→ Records provided:
○ ○ ○ ○ ○ ○ ○

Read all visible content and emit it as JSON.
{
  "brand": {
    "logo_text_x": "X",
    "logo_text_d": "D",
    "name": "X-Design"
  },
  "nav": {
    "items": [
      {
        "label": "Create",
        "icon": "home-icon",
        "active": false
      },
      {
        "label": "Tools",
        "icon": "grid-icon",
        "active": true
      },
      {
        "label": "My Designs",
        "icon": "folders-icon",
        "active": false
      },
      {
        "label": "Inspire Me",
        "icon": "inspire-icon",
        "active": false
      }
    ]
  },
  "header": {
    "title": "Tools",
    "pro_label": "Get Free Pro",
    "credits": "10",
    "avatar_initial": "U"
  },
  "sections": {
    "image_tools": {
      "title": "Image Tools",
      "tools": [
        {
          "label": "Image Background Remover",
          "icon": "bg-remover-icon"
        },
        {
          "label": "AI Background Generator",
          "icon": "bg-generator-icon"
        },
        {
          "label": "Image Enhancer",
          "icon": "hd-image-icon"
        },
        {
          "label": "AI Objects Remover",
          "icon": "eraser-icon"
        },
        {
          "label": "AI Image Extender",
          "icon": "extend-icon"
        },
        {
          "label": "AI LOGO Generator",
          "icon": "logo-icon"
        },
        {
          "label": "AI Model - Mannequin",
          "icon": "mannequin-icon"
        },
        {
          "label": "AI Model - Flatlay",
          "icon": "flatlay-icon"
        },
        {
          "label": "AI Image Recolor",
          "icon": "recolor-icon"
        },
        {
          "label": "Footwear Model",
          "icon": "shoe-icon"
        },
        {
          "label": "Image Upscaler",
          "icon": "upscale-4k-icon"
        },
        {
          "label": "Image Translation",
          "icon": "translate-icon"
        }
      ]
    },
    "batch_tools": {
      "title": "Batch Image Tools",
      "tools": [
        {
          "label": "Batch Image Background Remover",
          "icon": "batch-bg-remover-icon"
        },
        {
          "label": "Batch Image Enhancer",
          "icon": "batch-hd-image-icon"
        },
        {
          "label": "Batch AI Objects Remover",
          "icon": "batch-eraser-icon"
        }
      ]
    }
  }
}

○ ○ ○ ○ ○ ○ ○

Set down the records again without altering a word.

→ The answer:
Read all visible content and emit it as JSON.
{
  "brand": {
    "logo_text_x": "X",
    "logo_text_d": "D",
    "name": "X-Design"
  },
  "nav": {
    "items": [
      {
        "label": "Create",
        "icon": "home-icon",
        "active": false
      },
      {
        "label": "Tools",
        "icon": "grid-icon",
        "active": true
      },
      {
        "label": "My Designs",
        "icon": "folders-icon",
        "active": false
      },
      {
        "label": "Inspire Me",
        "icon": "inspire-icon",
        "active": false
      }
    ]
  },
  "header": {
    "title": "Tools",
    "pro_label": "Get Free Pro",
    "credits": "10",
    "avatar_initial": "U"
  },
  "sections": {
    "image_tools": {
      "title": "Image Tools",
      "tools": [
        {
          "label": "Image Background Remover",
          "icon": "bg-remover-icon"
        },
        {
          "label": "AI Background Generator",
          "icon": "bg-generator-icon"
        },
        {
          "label": "Image Enhancer",
          "icon": "hd-image-icon"
        },
        {
          "label": "AI Objects Remover",
          "icon": "eraser-icon"
        },
        {
          "label": "AI Image Extender",
          "icon": "extend-icon"
        },
        {
          "label": "AI LOGO Generator",
          "icon": "logo-icon"
        },
        {
          "label": "AI Model - Mannequin",
          "icon": "mannequin-icon"
        },
        {
          "label": "AI Model - Flatlay",
          "icon": "flatlay-icon"
        },
        {
          "label": "AI Image Recolor",
          "icon": "recolor-icon"
        },
        {
          "label": "Footwear Model",
          "icon": "shoe-icon"
        },
        {
          "label": "Image Upscaler",
          "icon": "upscale-4k-icon"
        },
        {
          "label": "Image Translation",
          "icon": "translate-icon"
        }
      ]
    },
    "batch_tools": {
      "title": "Batch Image Tools",
      "tools": [
        {
          "label": "Batch Image Background Remover",
          "icon": "batch-bg-remover-icon"
        },
        {
          "label": "Batch Image Enhancer",
          "icon": "batch-hd-image-icon"
        },
        {
          "label": "Batch AI Objects Remover",
          "icon": "batch-eraser-icon"
        }
      ]
    }
  }
}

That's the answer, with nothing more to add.